|The Upper Peninsula|
The Upper Peninsula
The Upper Peninsula of Michigan is the northern of the two major land masses that comprise the U.S. state of Michigan. It is commonly referred to as the Upper Peninsula, the U.P., or Upper Michigan. More casually it is known as the land "above the Bridge" (above the Mackinac Bridge linking the two peninsulas). It is bounded on the north by Lake Superior, on the east by the St. Mary's River, on the south by Lake Michigan and Lake Huron, and on the west by Wisconsin.

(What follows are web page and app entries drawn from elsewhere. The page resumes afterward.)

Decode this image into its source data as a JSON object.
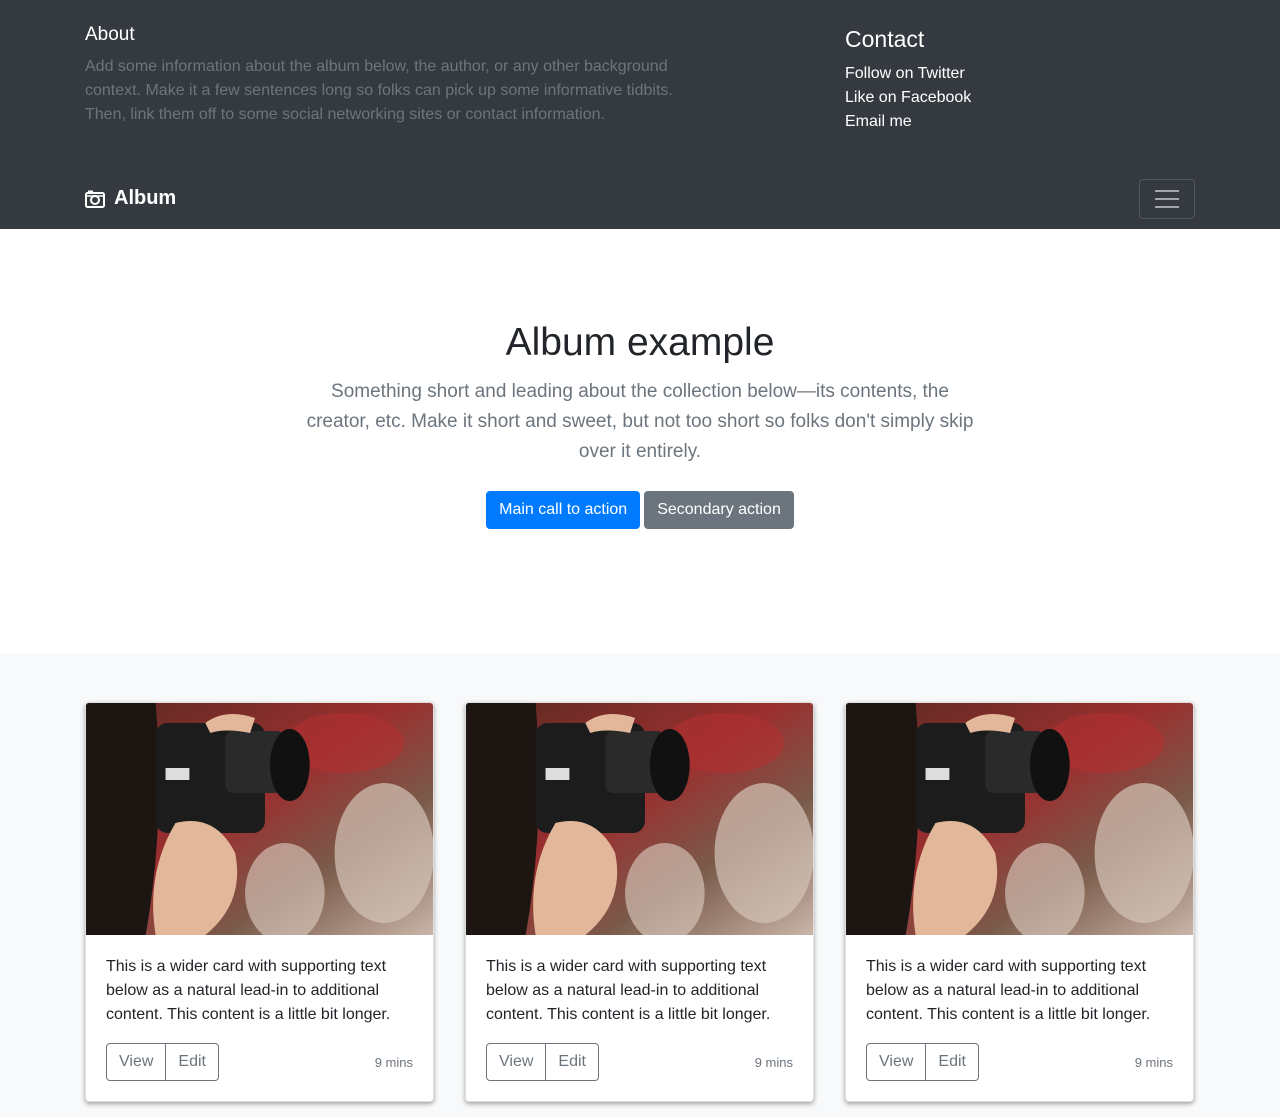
{
  "header": {
    "about_title": "About",
    "about_text": "Add some information about the album below, the author, or any other background context. Make it a few sentences long so folks can pick up some informative tidbits. Then, link them off to some social networking sites or contact information.",
    "contact_title": "Contact",
    "contact_links": [
      "Follow on Twitter",
      "Like on Facebook",
      "Email me"
    ]
  },
  "navbar": {
    "brand": "Album"
  },
  "jumbotron": {
    "heading": "Album example",
    "lead": "Something short and leading about the collection below—its contents, the creator, etc. Make it short and sweet, but not too short so folks don't simply skip over it entirely.",
    "primary_button": "Main call to action",
    "secondary_button": "Secondary action"
  },
  "cards": [
    {
      "text": "This is a wider card with supporting text below as a natural lead-in to additional content. This content is a little bit longer.",
      "view": "View",
      "edit": "Edit",
      "time": "9 mins"
    },
    {
      "text": "This is a wider card with supporting text below as a natural lead-in to additional content. This content is a little bit longer.",
      "view": "View",
      "edit": "Edit",
      "time": "9 mins"
    },
    {
      "text": "This is a wider card with supporting text below as a natural lead-in to additional content. This content is a little bit longer.",
      "view": "View",
      "edit": "Edit",
      "time": "9 mins"
    }
  ],
  "colors": {
    "dark": "#343a40",
    "primary": "#007bff",
    "secondary": "#6c757d",
    "light": "#f8f9fa"
  }
}
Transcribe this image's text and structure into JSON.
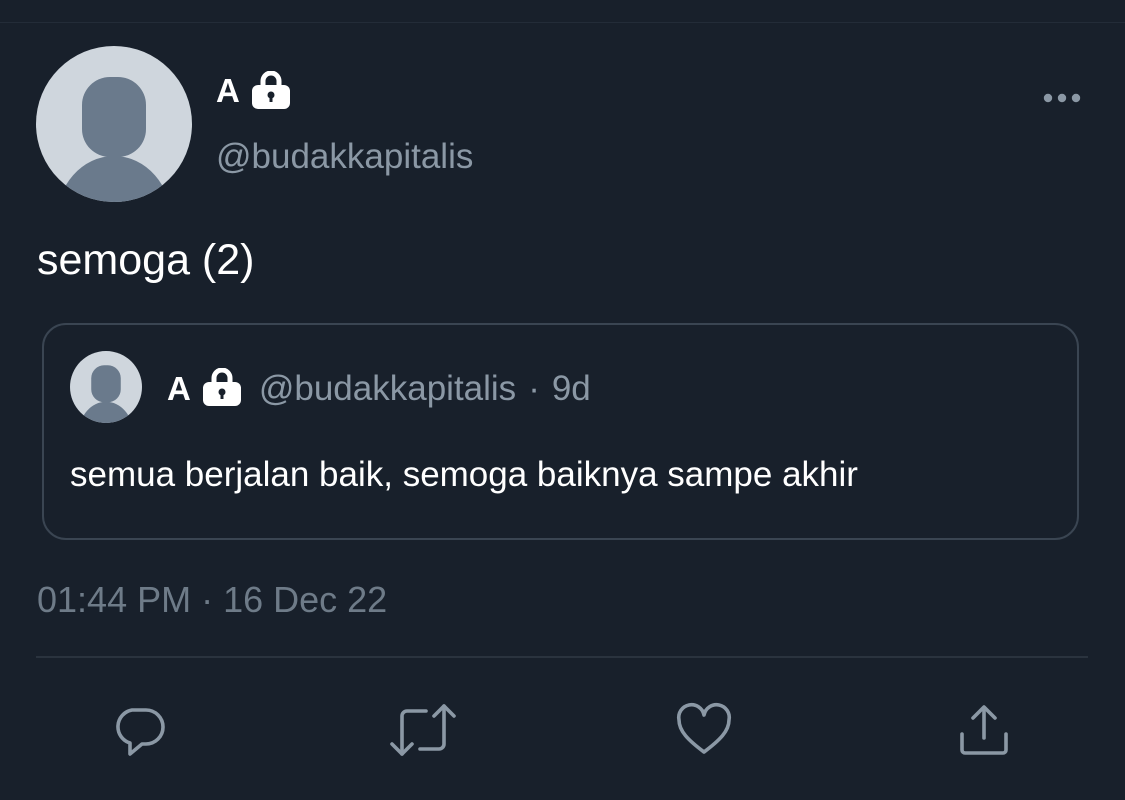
{
  "tweet": {
    "author": {
      "display_name": "A",
      "handle": "@budakkapitalis",
      "protected_icon": "lock-icon",
      "avatar_icon": "default-avatar-icon"
    },
    "menu_icon": "more-horizontal-icon",
    "text": "semoga (2)",
    "quoted_tweet": {
      "author": {
        "display_name": "A",
        "handle": "@budakkapitalis",
        "protected_icon": "lock-icon"
      },
      "separator": "·",
      "time_ago": "9d",
      "text": "semua berjalan baik, semoga baiknya sampe akhir"
    },
    "timestamp": {
      "time": "01:44 PM",
      "separator": "·",
      "date": "16 Dec 22"
    },
    "actions": [
      {
        "name": "reply",
        "icon": "reply-icon"
      },
      {
        "name": "retweet",
        "icon": "retweet-icon"
      },
      {
        "name": "like",
        "icon": "heart-icon"
      },
      {
        "name": "share",
        "icon": "share-icon"
      }
    ]
  },
  "colors": {
    "background": "#18202b",
    "text_primary": "#ffffff",
    "text_secondary": "#8b98a5",
    "border": "#3a4552",
    "icon": "#8b98a5"
  }
}
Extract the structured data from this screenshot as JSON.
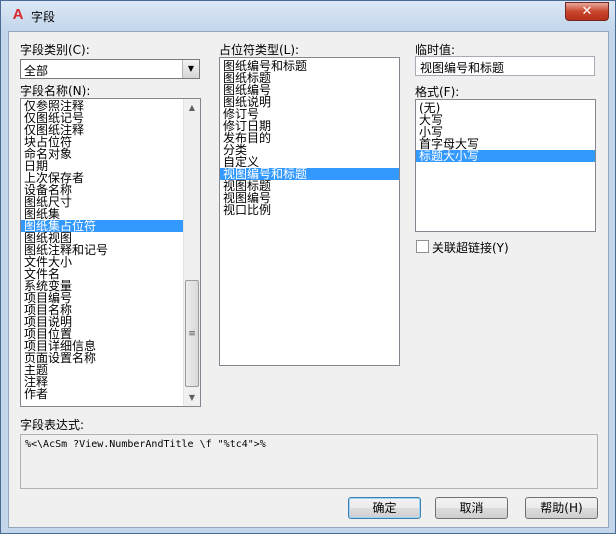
{
  "window": {
    "title": "字段",
    "close_label": "✕",
    "app_icon_label": "A"
  },
  "field_category": {
    "label": "字段类别(C):",
    "value": "全部"
  },
  "field_names": {
    "label": "字段名称(N):",
    "items": [
      "仅参照注释",
      "仅图纸记号",
      "仅图纸注释",
      "块占位符",
      "命名对象",
      "日期",
      "上次保存者",
      "设备名称",
      "图纸尺寸",
      "图纸集",
      "图纸集占位符",
      "图纸视图",
      "图纸注释和记号",
      "文件大小",
      "文件名",
      "系统变量",
      "项目编号",
      "项目名称",
      "项目说明",
      "项目位置",
      "项目详细信息",
      "页面设置名称",
      "主题",
      "注释",
      "作者"
    ],
    "selected": "图纸集占位符"
  },
  "placeholder_types": {
    "label": "占位符类型(L):",
    "items": [
      "图纸编号和标题",
      "图纸标题",
      "图纸编号",
      "图纸说明",
      "修订号",
      "修订日期",
      "发布目的",
      "分类",
      "自定义",
      "视图编号和标题",
      "视图标题",
      "视图编号",
      "视口比例"
    ],
    "selected": "视图编号和标题"
  },
  "temp_value": {
    "label": "临时值:",
    "value": "视图编号和标题"
  },
  "format": {
    "label": "格式(F):",
    "items": [
      "(无)",
      "大写",
      "小写",
      "首字母大写",
      "标题大小写"
    ],
    "selected": "标题大小写"
  },
  "hyperlink": {
    "label": "关联超链接(Y)",
    "checked": false
  },
  "expression": {
    "label": "字段表达式:",
    "value": "%<\\AcSm ?View.NumberAndTitle \\f \"%tc4\">%"
  },
  "buttons": {
    "ok": "确定",
    "cancel": "取消",
    "help": "帮助(H)"
  },
  "icons": {
    "dropdown": "chevron-down-icon",
    "scroll_up": "arrow-up-icon",
    "scroll_down": "arrow-down-icon"
  }
}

The Upper Peninsula contains almost one-third of the land area of Michigan but just three percent of its total population. Residents are frequently called Yoopers (derived from "U.P.-ers") and have a strong regional identity. It includes the only counties in the United States where a plurality of residents claim Finnish ancestry. Large numbers of Finnish, Swedish, Danish and Norwegian emigrants came to the Upper Peninsula, especially the Keweenaw Peninsula, to work in the mines, and they stayed on and prospered even after the copper mines closed.

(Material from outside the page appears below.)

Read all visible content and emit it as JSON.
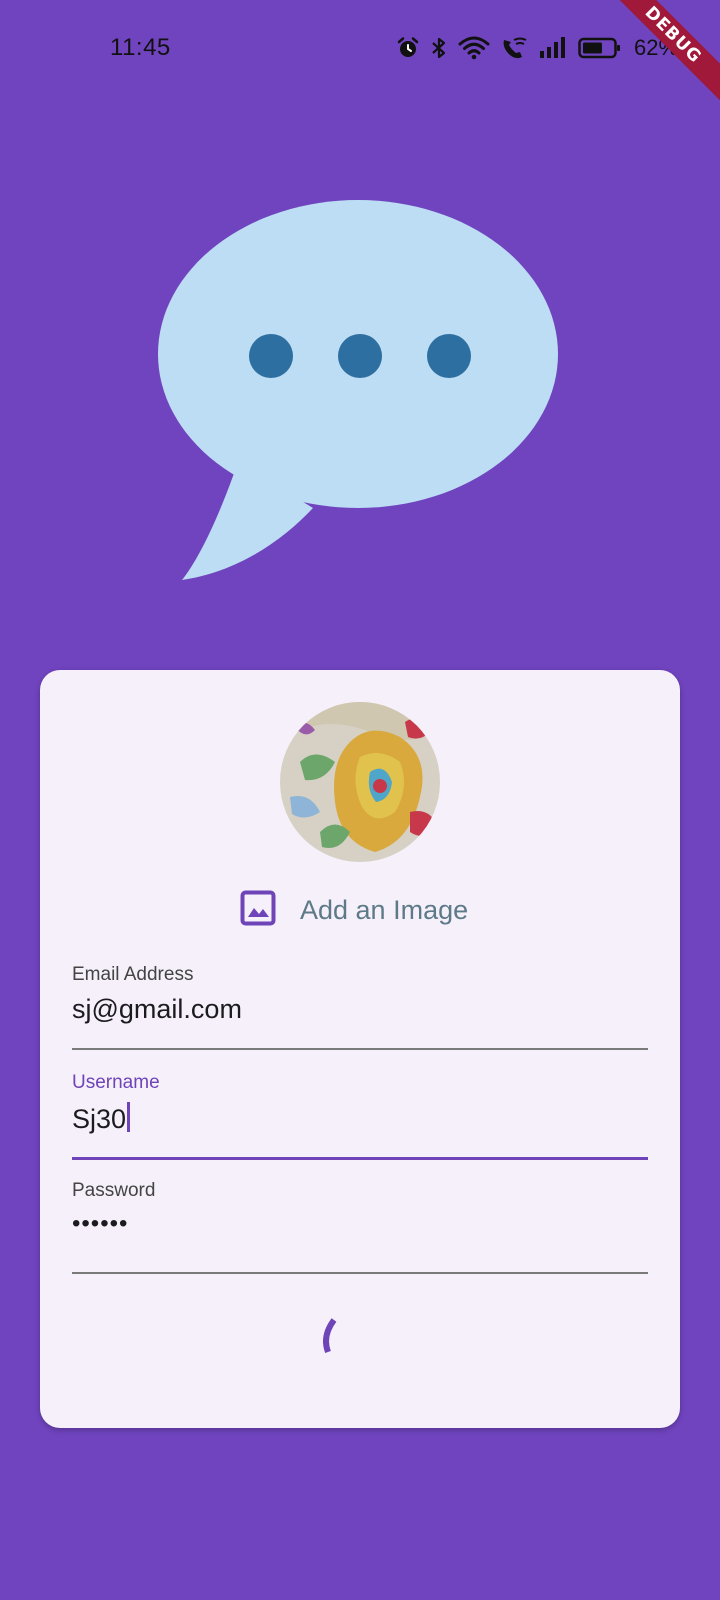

The peninsula's largest cities are Marquette, Escanaba, Sault Ste Marie, Menominee, Houghton, and Iron Mountain. The land and climate are not very suitable for agriculture. The economy has been based on logging, mining and tourism. Most mines have closed since the "golden age" from 1890 to 1920, and the land is heavily forested. Logging remains a major industry.